- **Provided information**
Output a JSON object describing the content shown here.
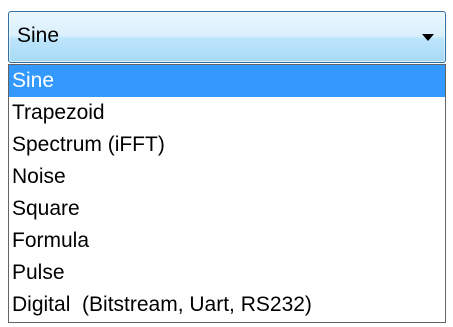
{
  "combo": {
    "value": "Sine",
    "arrow_icon": "chevron-down-icon"
  },
  "options": [
    "Sine",
    "Trapezoid",
    "Spectrum (iFFT)",
    "Noise",
    "Square",
    "Formula",
    "Pulse",
    "Digital  (Bitstream, Uart, RS232)"
  ],
  "selected_index": 0,
  "colors": {
    "highlight": "#3399ff",
    "highlight_text": "#ffffff",
    "combo_border": "#2e6fa6"
  }
}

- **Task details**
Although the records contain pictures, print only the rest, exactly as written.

- **Result**
Output a JSON object describing the content shown here.
{
  "combo": {
    "value": "Sine",
    "arrow_icon": "chevron-down-icon"
  },
  "options": [
    "Sine",
    "Trapezoid",
    "Spectrum (iFFT)",
    "Noise",
    "Square",
    "Formula",
    "Pulse",
    "Digital  (Bitstream, Uart, RS232)"
  ],
  "selected_index": 0,
  "colors": {
    "highlight": "#3399ff",
    "highlight_text": "#ffffff",
    "combo_border": "#2e6fa6"
  }
}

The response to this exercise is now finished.